My early short stories were blatant attempts to be published in lifestyle magazines or to win writing competitions. However, despite such riveting titles as, “An Album of Memories”, “Tender Reunion” and “Our Last Holiday”, magazine editors did not rush to publish my material.
Thankfully these were the days of gentle letdowns:
“I was pleased to receive your short story ‘Mistaken Identity’, which I have read with interest. Sadly I do not feel that this piece is right for publication in our magazine. I am sorry to disappoint you about this but wish every success with it elsewhere.”
I wasn’t disappointed, I read the rejections as encouraging critiques and re-focused my efforts on writing competitions, where I had critical success with the first short story I submitted to the then annual Ian St. James Awards, back in 1991:
This is excellent – well drawn characters, convincing dialogue and fast moving plot. Passed forward for our next round of judging.
Hurrah! Sadly, my story didn’t make it past the next round of judging and the stories I wrote in subsequent years never again received such high praise.
Life overtook me and I stopped submitting short stories, but I never stopped devising plots and characters and writing whenever I could.
Selection of Short Stories
The following is a selection of my short stories, some complete, others extracts. I hope you enjoy reading them – more of my writing can be found on TallAndTrue.com.
"And now the piece de resistance," the old Colonel announced, leading his guest into a sunlit garden. "What do you think, Mr Evans?" he enquired, waving his walking stick at the garden's centrepiece.
Drew Evans stepped forward and circled the white marble sculpture. Two life-size male and female figures stood face to face on a pedestal, their hands caressing each other's cheeks, their lips fused in a kiss.
I had borne guilt and despair on the fate of our over populated and polluted planet for many years. Then in a waking moment, I saw how I, a lowly middle-aged nobody, could save the Earth, her people and all her precious life.
The bench outside the school headmaster's office was hard. It was designed to make you squirm. But once you'd sat down, you daren't wriggle to relieve the creeping pins and needles. Because if you did, the hallway would echo with the squeak of the bench legs on the polished wooden floor and the headmaster, Old Heavy-handed Hamilton, would look up through the glass of his office door and note your fidgeting.

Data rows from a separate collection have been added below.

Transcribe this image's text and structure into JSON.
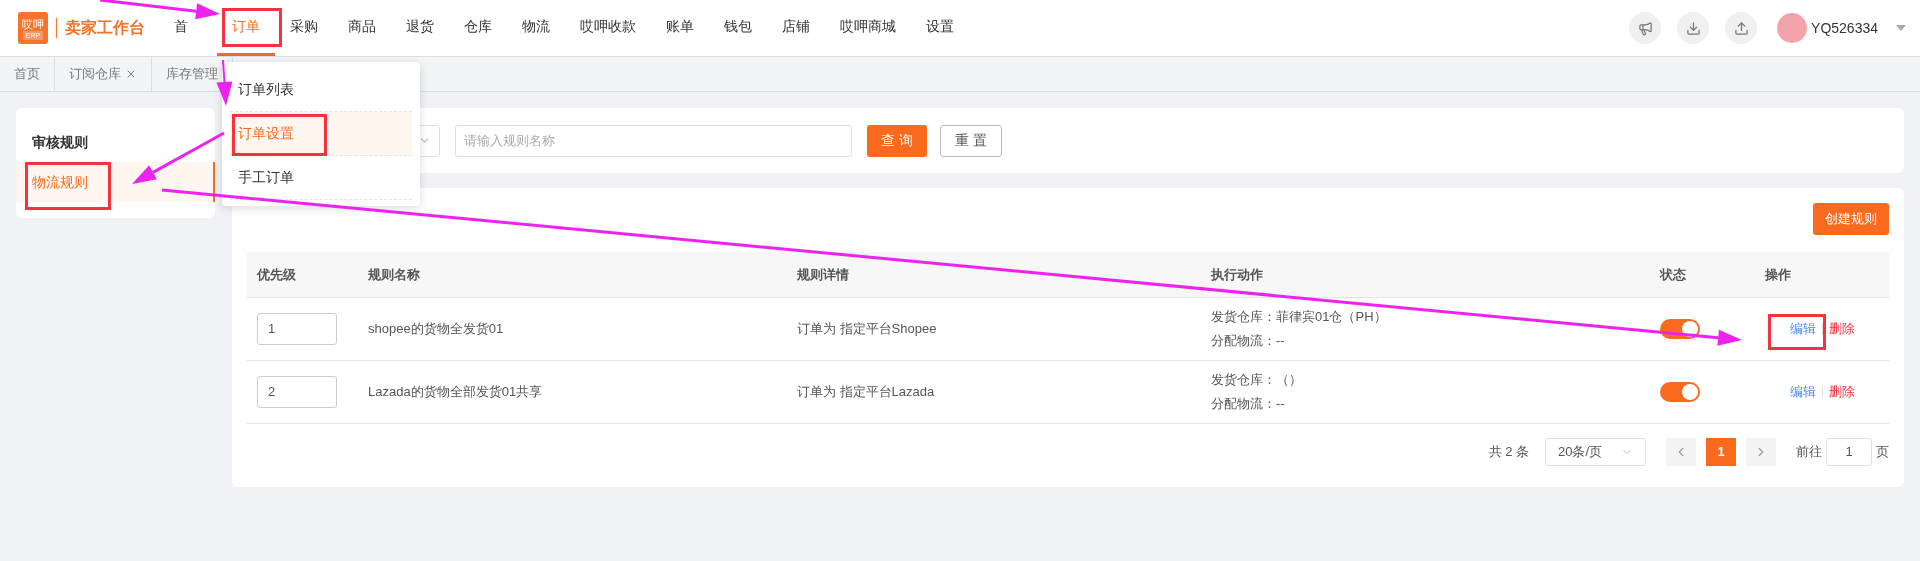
{
  "logo": {
    "badge_top": "哎呷",
    "badge_bottom": "ERP",
    "title": "卖家工作台"
  },
  "nav": [
    {
      "label": "首",
      "selected": false
    },
    {
      "label": "订单",
      "selected": true
    },
    {
      "label": "采购",
      "selected": false
    },
    {
      "label": "商品",
      "selected": false
    },
    {
      "label": "退货",
      "selected": false
    },
    {
      "label": "仓库",
      "selected": false
    },
    {
      "label": "物流",
      "selected": false
    },
    {
      "label": "哎呷收款",
      "selected": false
    },
    {
      "label": "账单",
      "selected": false
    },
    {
      "label": "钱包",
      "selected": false
    },
    {
      "label": "店铺",
      "selected": false
    },
    {
      "label": "哎呷商城",
      "selected": false
    },
    {
      "label": "设置",
      "selected": false
    }
  ],
  "user": {
    "name": "YQ526334"
  },
  "tabs": [
    {
      "label": "首页",
      "closable": false
    },
    {
      "label": "订阅仓库",
      "closable": true
    },
    {
      "label": "库存管理",
      "closable": false
    }
  ],
  "dropdown_menu": [
    {
      "label": "订单列表",
      "selected": false
    },
    {
      "label": "订单设置",
      "selected": true
    },
    {
      "label": "手工订单",
      "selected": false
    }
  ],
  "sidebar": [
    {
      "label": "审核规则",
      "selected": false
    },
    {
      "label": "物流规则",
      "selected": true
    }
  ],
  "filter": {
    "name_placeholder": "请输入规则名称",
    "buttons": [
      {
        "label": "查 询",
        "kind": "primary"
      },
      {
        "label": "重 置",
        "kind": "default"
      }
    ]
  },
  "create_button": "创建规则",
  "table": {
    "columns": [
      "优先级",
      "规则名称",
      "规则详情",
      "执行动作",
      "状态",
      "操作"
    ],
    "rows": [
      {
        "priority": "1",
        "name": "shopee的货物全发货01",
        "detail": "订单为 指定平台Shopee",
        "actions": [
          "发货仓库：菲律宾01仓（PH）",
          "分配物流：--"
        ],
        "on": true,
        "edit": "编辑",
        "delete": "删除"
      },
      {
        "priority": "2",
        "name": "Lazada的货物全部发货01共享",
        "detail": "订单为 指定平台Lazada",
        "actions": [
          "发货仓库：（）",
          "分配物流：--"
        ],
        "on": true,
        "edit": "编辑",
        "delete": "删除"
      }
    ]
  },
  "pagination": {
    "total": "共 2 条",
    "page_size": "20条/页",
    "pages": [
      {
        "label": "1",
        "selected": true
      }
    ],
    "goto_label": "前往",
    "goto_value": "1",
    "page_suffix": "页"
  }
}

My class had a lesson on "conservation" the other day. Miss said that this was where people reused old things or used new things more carefully. She said conservation was important to stop the work from getting more dirty and to help make it healthy again.
Stevie was slumped on the living room sofa when his mum and dad returned home from the shops. Their angry shouting drowned out the old gangster movie on TV.